Dorothy and even Toto I suppose, in his canine sort of way, like so many of us, couldn't wait to cross to the other side. Having survived a storm of no less intensity than hers, I have touched down and am ready to tell you what I saw and learned spinning around in that vortex that was the first 6 months after opening BLU Boy Chocolate Cafe and Cakery.
Top 6 Secret Tips for Opening a New Business (Part 1)
6. While you can spend years imagining "What it's going to be like to have your own shop" the reality is in fact quite a different thing.
For whatever reason, in spite of everyone around me telling me the contrary, I somehow thought I would have more time just running a chocolaterie/patisserie than I did running the catering business full time and being a physician full time. Well I don't have more time. I replaced 2 jobs with 1 and somehow I am working twice as hard. All I know is that it's easy being a doctor. Don't laugh. I'm serious.
5. Find a mentor, grab on, and don't let her go.
I work very hard at what I do. It's one thing my father passed on to me. But it was due to wonderful luck and 1 person's remarkable act of kindness that I have a business mentor who has helped to keep me steady and true while navigating a most often unfamiliar and uncertain path. Everyone who ever thought you could do it all by yourself reconsider. One of the best pieces of advice I have received came to me late one night while I was a medical resident in pediatrics. Direct from a "made for T.V. movie" is my story of being on call, sitting at the nurses station in the middle of the night tending to a very sick child. As the medical resident in charge, the child's well being was my responsibility. Young, green, and feeling completely out of my element, a wise old nurse came, sat next to me (I'm not kidding here) and said, "NEVER worry alone."
4. Be true to yourself and all the people you encounter as part of your business.
Operating a small independent business frankly, is tough. For a whole lot of reasons every day is faced with one challenge or another. "David, it's too hot and the chickens aren't laying enough eggs." OK, I feel for the poor dears but now where am I going to get the eggs I needed today to make the cakes I said I would make for tomorrow? "I understand Mr. Fletcher that the thermostat on your REFRIGERATOR is broken and is too cold and everything in it is FREEZING but I can't provide you with service until next week." Alright, I understand that I am not the only one with a refrigerator but what am I supposed to do TODAY? "Hey Budd, I know you didn't order those 3 cases of salted butter but that's what they sent." But I don't want my butter cream to taste like a movie theater popcorn! You see, it would be pretty easy to start down the path of bitterness, cynicism, and chicanery. Sometimes it might actually help to get things accomplished BUT there is always a price. Sure, it would be a much easier response, when asked by a customer to make a 1/2 dozen cookies from her grandmother's favorite recipe, to say "let me get back to you on that" and then never return the phone call. But the greater value, I believe, comes in explaining that "no doubt this wonderful cookie deserves to be resurrected, I am going to have to charge you so much in labor and non-standard ingredients that maybe these 6 cookies are not really worth it." Be honest and sincere in every interaction because at the end of the day whatever tiny bit of rest you might get has to be peaceful.

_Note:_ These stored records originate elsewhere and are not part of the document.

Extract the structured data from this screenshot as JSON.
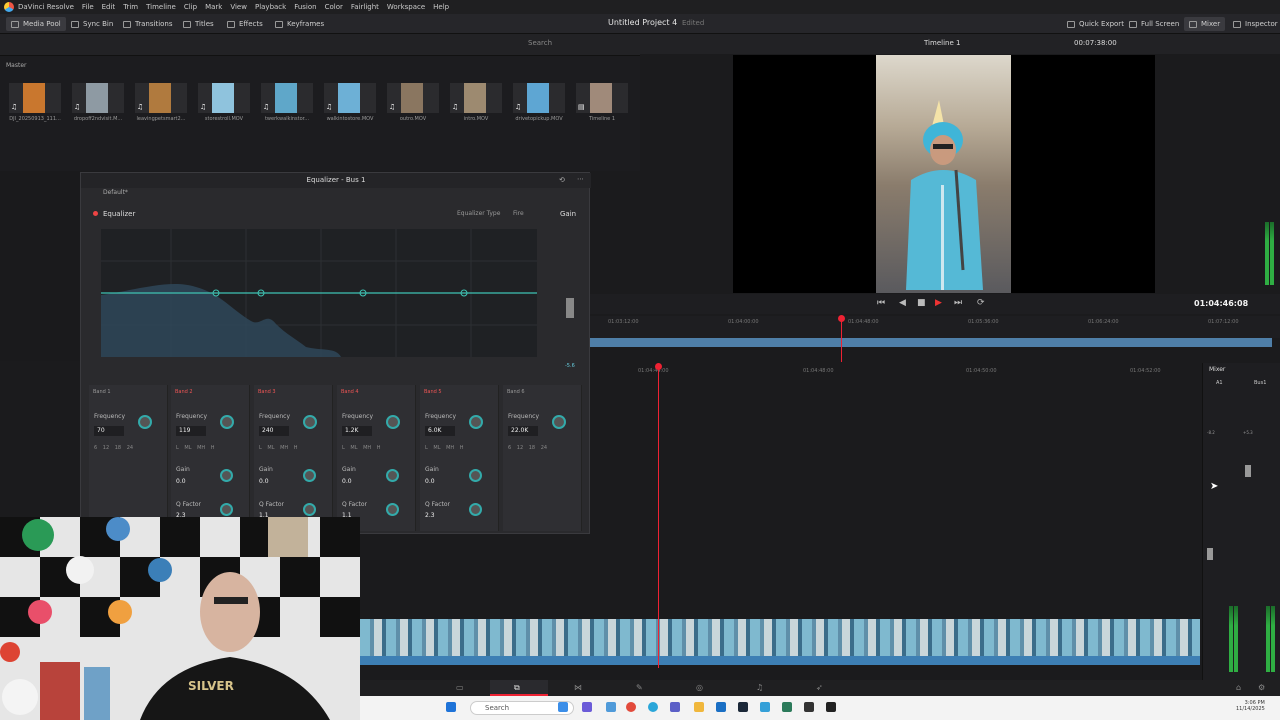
{
  "menu": [
    "DaVinci Resolve",
    "File",
    "Edit",
    "Trim",
    "Timeline",
    "Clip",
    "Mark",
    "View",
    "Playback",
    "Fusion",
    "Color",
    "Fairlight",
    "Workspace",
    "Help"
  ],
  "toolbar": {
    "media_pool": "Media Pool",
    "sync_bin": "Sync Bin",
    "transitions": "Transitions",
    "titles": "Titles",
    "effects": "Effects",
    "keyframes": "Keyframes",
    "project_title": "Untitled Project 4",
    "project_status": "Edited",
    "quick_export": "Quick Export",
    "full_screen": "Full Screen",
    "mixer": "Mixer",
    "inspector": "Inspector"
  },
  "media_pool": {
    "search_placeholder": "Search",
    "master": "Master",
    "clips": [
      {
        "name": "DJI_20250913_111...",
        "color": "#c9772e"
      },
      {
        "name": "dropoff2ndvisit.M...",
        "color": "#8e9aa3"
      },
      {
        "name": "leavingpetsmart2...",
        "color": "#b07a3e"
      },
      {
        "name": "storestroll.MOV",
        "color": "#8fc3dd"
      },
      {
        "name": "twerkwalkinstor...",
        "color": "#5fa7c9"
      },
      {
        "name": "walkintostore.MOV",
        "color": "#6db0d6"
      },
      {
        "name": "outro.MOV",
        "color": "#8a7660"
      },
      {
        "name": "intro.MOV",
        "color": "#9d8a70"
      },
      {
        "name": "drivetopickup.MOV",
        "color": "#5ea6d3"
      },
      {
        "name": "Timeline 1",
        "color": "#a08a7a"
      }
    ]
  },
  "viewer": {
    "timeline_name": "Timeline 1",
    "duration": "00:07:38:00",
    "timecode": "01:04:46:08"
  },
  "ruler_top": [
    "01:03:12:00",
    "01:04:00:00",
    "01:04:48:00",
    "01:05:36:00",
    "01:06:24:00",
    "01:07:12:00"
  ],
  "ruler_timeline": [
    "01:04:44:00",
    "01:04:48:00",
    "01:04:50:00",
    "01:04:52:00"
  ],
  "equalizer": {
    "title": "Equalizer - Bus 1",
    "preset": "Default*",
    "header": "Equalizer",
    "type_label": "Equalizer Type",
    "type_value": "Fire",
    "gain_label": "Gain",
    "gain_value": "-5.6",
    "bands": [
      {
        "name": "Band 1",
        "on": false,
        "freq": "70",
        "gain": "",
        "q": ""
      },
      {
        "name": "Band 2",
        "on": true,
        "freq": "119",
        "gain": "0.0",
        "q": "2.3"
      },
      {
        "name": "Band 3",
        "on": true,
        "freq": "240",
        "gain": "0.0",
        "q": "1.1"
      },
      {
        "name": "Band 4",
        "on": true,
        "freq": "1.2K",
        "gain": "0.0",
        "q": "1.1"
      },
      {
        "name": "Band 5",
        "on": true,
        "freq": "6.0K",
        "gain": "0.0",
        "q": "2.3"
      },
      {
        "name": "Band 6",
        "on": false,
        "freq": "22.0K",
        "gain": "",
        "q": ""
      }
    ],
    "slope_labels": [
      "6",
      "12",
      "18",
      "24"
    ],
    "shape_labels": [
      "L",
      "ML",
      "MH",
      "H"
    ],
    "freq_label": "Frequency",
    "gain_row_label": "Gain",
    "q_label": "Q Factor"
  },
  "mixer": {
    "title": "Mixer",
    "ch1": "A1",
    "ch2": "Bus1",
    "val1": "-8.2",
    "val2": "+5.3"
  },
  "taskbar": {
    "search": "Search",
    "time": "3:06 PM",
    "date": "11/14/2025"
  }
}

3. The first chance you get begin working to achieve balance in your life.
Truth is I haven't fully figured this one out but every fiber of my being knows it to be true.
2. Surround yourself with people smarter than you are and don't feel threatened by them.
Some how, through no wizened or experienced action of my own, I have the pleasure of working with a great staff. They make coming to work fun and oddly enough make leaving work even remotely possible. Without them, this vision I have turned into reality would not be possible. And for those of you business owners who repeatedly say it's hard to find good help in a college town I say to you, "You are flat out wrong. It's you that is the problem. Re-evaluate who you are as an employer and open your eyes to the sea of wonderful, enthusiastic, young people around you who are willing to invest in creating something special".
1. Don't forget that you did this on purpose.
When you wake up in the middle amidst all the mess and stress (trust me you will) it's very easy to forget that you created the path you are traveling. Remind yourself that it's great to be your own boss. It's wonderful to make the decisions (for better or for worse). It's rewarding to treat you customers the way you would want to be treated and see that it makes a difference (not in sales but in your and their day). Remind yourself that not everyone gets to play with 40 pounds of chocolate every day!
There you go.
Finally, feeling as if my head is a bit above water, I will share with you that my goal is to post much more often than months past. But remember, "The road to Hell is paved with good intentions....and chocolate." Really, really good chocolate.